We have some seriously clever people in our Leading Note community, I love learning about all the families in our classes! Jen and her little boy have been coming to our classes for over a year, and it’s been a joy to get to know them.
As a kid, Jen learned violin through the Suzuki educational approach. She was keen to provide that great experience for her little one too, so our Suzuki baby/toddler classes were a perfect fit. She is now a Psychologist and Professional Violinist, in addition to her full-time job as parent (how does she juggle all that? I have no idea!). She has kindly taken the time to write about their experiences in our classes, and I tell you, someone was chopping a lot of onions when I was reading her words.
It’s often overwhelming making decisions around how we parent, and which of the bevy of rewarding activities we choose for our young children to explore. I’ve felt this as a mum and also seen it being a psychologist working with children and parents. The flipside of our diverse modern world with all its advice and its choices is that it’s incredibly confusing and there’s that constant sense that we might not be making the best choices (even though this is frankly a bit ridiculous!). We’re just so spoilt for choice.
While some children certainly display strong preferences for and skills in particular activities, there are certain environments that are particularly rich for all children. While I freely acknowledge to being a bit biased as a working musician myself, the benefits of music for kids’ social, emotional, and cognitive development are really clear: music is one of the best things we can introduce to young minds to nurture them. And I’ve never met a kid (or adult) who doesn’t love music. Learning music helps kids develop literacy, numeracy, social skills, emotional expression, fine and gross motor skills, and playing an instrument uses more parts of the brain than any other activity!
I was a ‘Suzuki kid’ growing up, learning the violin with a fantastic Suzuki teacher from three years of age. The Suzuki method has a philosophy of teaching music in the same way that we learn our native language – by ear – and it incorporates so many skills in addition to the obvious ones of learning to listen and play an instrument. Particularly in a group setting (and ensembles/group activities are a key part of Suzuki training), the Suzuki method helps to develop social skills such as reciprocity, respect, confidence, and discipline; in fact, its founder, Shin’ichi Suzuki, aimed to nurture not only a love of music, but also a deep sense of community, and a ‘beautiful heart’. It is an approach to learning music that develops the whole child and consciously avoids ‘aptitude’ or assessment.

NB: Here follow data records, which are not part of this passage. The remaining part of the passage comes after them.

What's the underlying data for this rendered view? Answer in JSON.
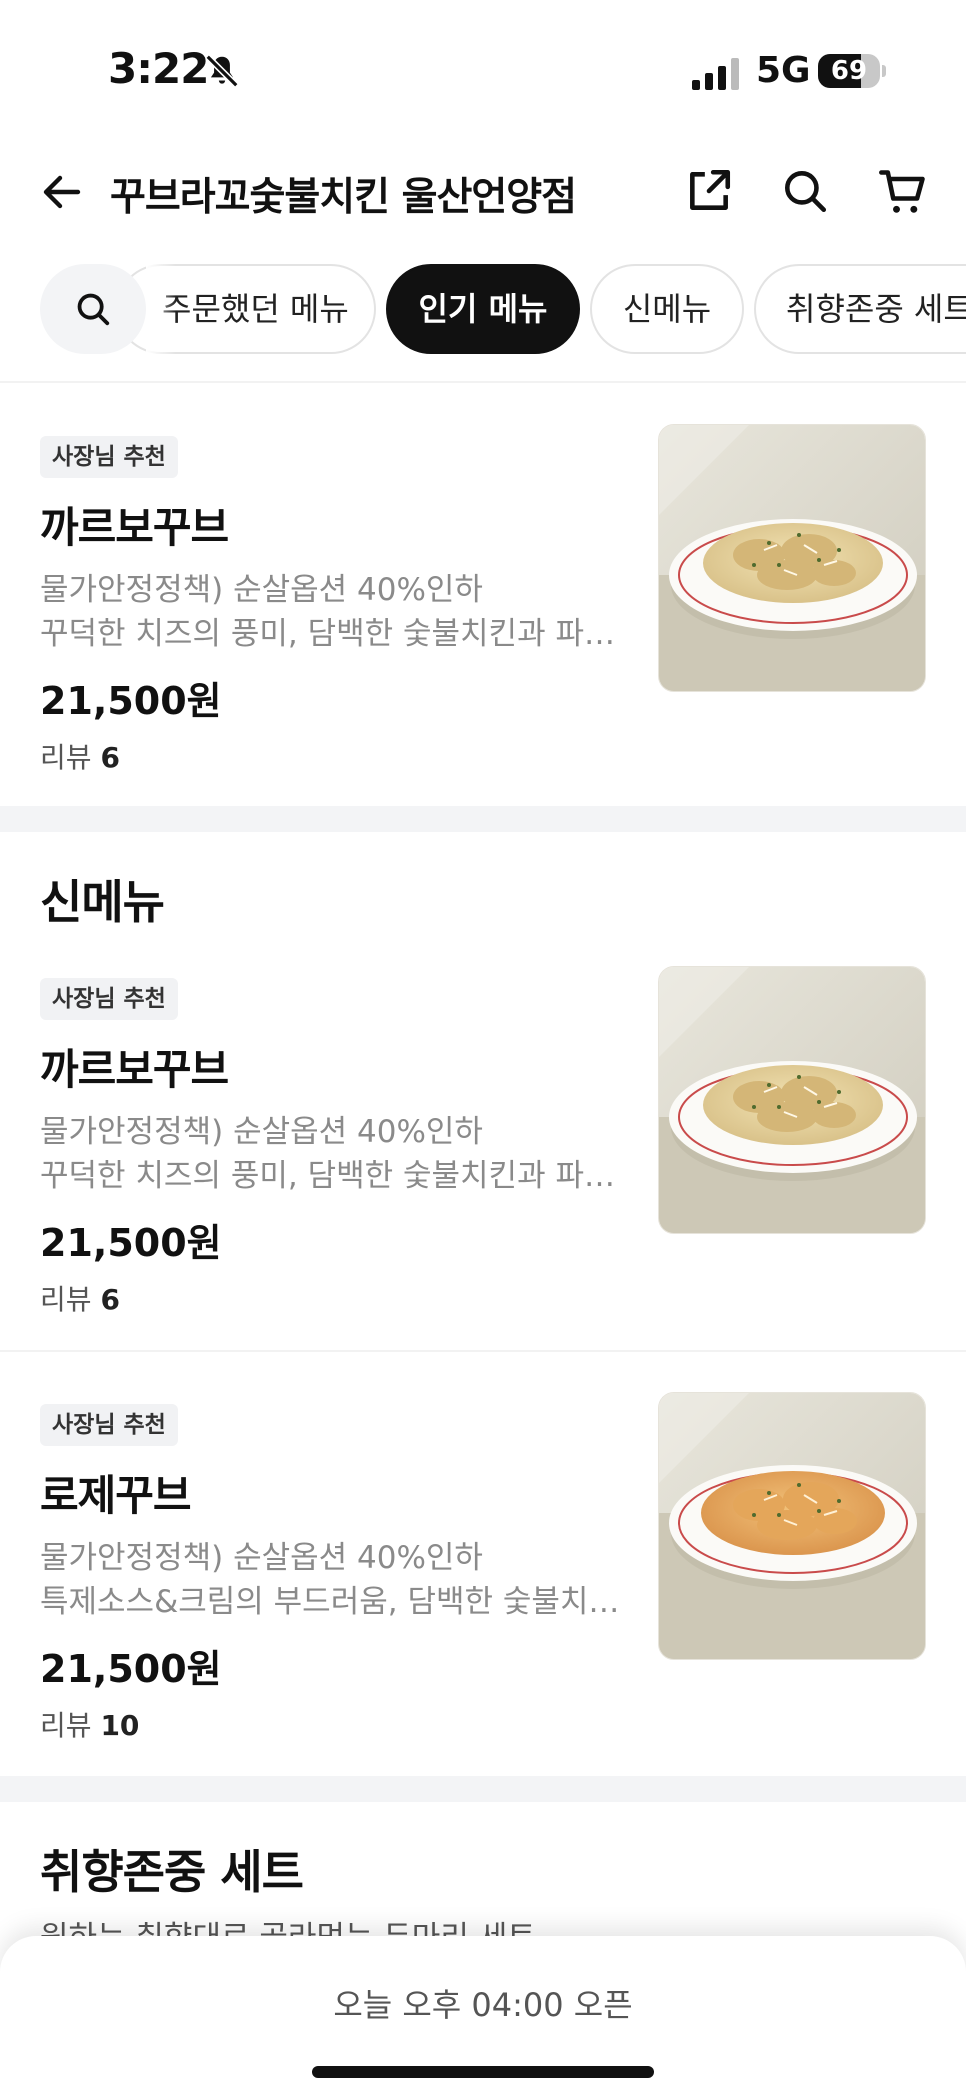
{
  "status_bar": {
    "time": "3:22",
    "network": "5G",
    "battery": "69",
    "battery_level": 0.69
  },
  "header": {
    "title": "꾸브라꼬숯불치킨 울산언양점",
    "back_icon": "arrow-left-icon",
    "share_icon": "share-icon",
    "search_icon": "search-icon",
    "cart_icon": "cart-icon"
  },
  "tabs": [
    {
      "label": "주문했던 메뉴",
      "active": false
    },
    {
      "label": "인기 메뉴",
      "active": true
    },
    {
      "label": "신메뉴",
      "active": false
    },
    {
      "label": "취향존중 세트",
      "active": false
    }
  ],
  "popular": {
    "items": [
      {
        "badge": "사장님 추천",
        "name": "까르보꾸브",
        "desc1": "물가안정정책) 순살옵션 40%인하",
        "desc2": "꾸덕한 치즈의 풍미, 담백한 숯불치킨과 파…",
        "price": "21,500원",
        "review_label": "리뷰",
        "review_count": "6"
      }
    ]
  },
  "new_menu": {
    "title": "신메뉴",
    "items": [
      {
        "badge": "사장님 추천",
        "name": "까르보꾸브",
        "desc1": "물가안정정책) 순살옵션 40%인하",
        "desc2": "꾸덕한 치즈의 풍미, 담백한 숯불치킨과 파…",
        "price": "21,500원",
        "review_label": "리뷰",
        "review_count": "6"
      },
      {
        "badge": "사장님 추천",
        "name": "로제꾸브",
        "desc1": "물가안정정책) 순살옵션 40%인하",
        "desc2": "특제소스&크림의 부드러움, 담백한 숯불치…",
        "price": "21,500원",
        "review_label": "리뷰",
        "review_count": "10"
      }
    ]
  },
  "set_section": {
    "title": "취향존중 세트",
    "subtitle": "원하는 취향대로 골라먹는 두마리 세트"
  },
  "bottom_bar": {
    "label": "오늘 오후 04:00 오픈"
  }
}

I took my 12-month-old along to the Leading Note ‘Pioneers’ class slightly sheepishly at first, despite my love of music. It was recommended by a childcare worker friend, and while the rational part of my brain knew that my toddler loved music, and that learning about music is something that I want him to experience in life, I still felt like I was being a bit of a ‘ballet mum’. I found myself feeling the need to explain to others that it wasn’t because I was trying to push my toddler towards becoming a precocious, talented musician! But as soon as we entered the room for our first Pioneers class, my toddler’s broad grin on meeting Sophie and her warm smile, his utter delight in the activities, and his excitement about the sounds that he could explore through the beautiful percussion instruments, were all bursting forth and reinforcing what a special opportunity this would be. Nearly a year later and Leading Note has become such a valuable and loved part of our week. I’ve been incredibly impressed and inspired by Sophie’s classes, which are wonderfully creative, comprehensively thought-out, fun, and enriching. Sophie has a very special capacity to engage children with a mixture of wonder, respect, and effervescent warmth, and she takes time to develop a deep understanding and attention to every child. She knows their loves and their strengths, and she notices and encourages the social and emotional skills of each individual child while simultaneously being able to engage the group and get them excited about music. Sophie doesn’t patronise the children, and offers the opportunity for every child to contribute in a way that they wish, whether it be through active participation in playing instruments, singing and dancing, listening and responding to a diverse range of wonderful music and performers, teaching the children and adults about different musical ideas, and encouraging each other within the class.
The Leading Note classes really are one of the most rewarding, fun, beneficial activities for children, and I feel incredibly lucky that their classes have become part of our lives. With the onset of COVID-19 in the past couple of months, I was initially grieving the loss of the rich relationships and activities that my toddler has as part of his weekly life. Sophie and her team’s quick transition to Zoom classes has allowed us to maintain such a valuable sense of connection, routine, and creativity while we navigate this strange, physically isolated time. It’s a little beacon of warmth each Saturday and a reminder of what we can celebrate when we can all come together again in person.
Thank you Sophie! – Jen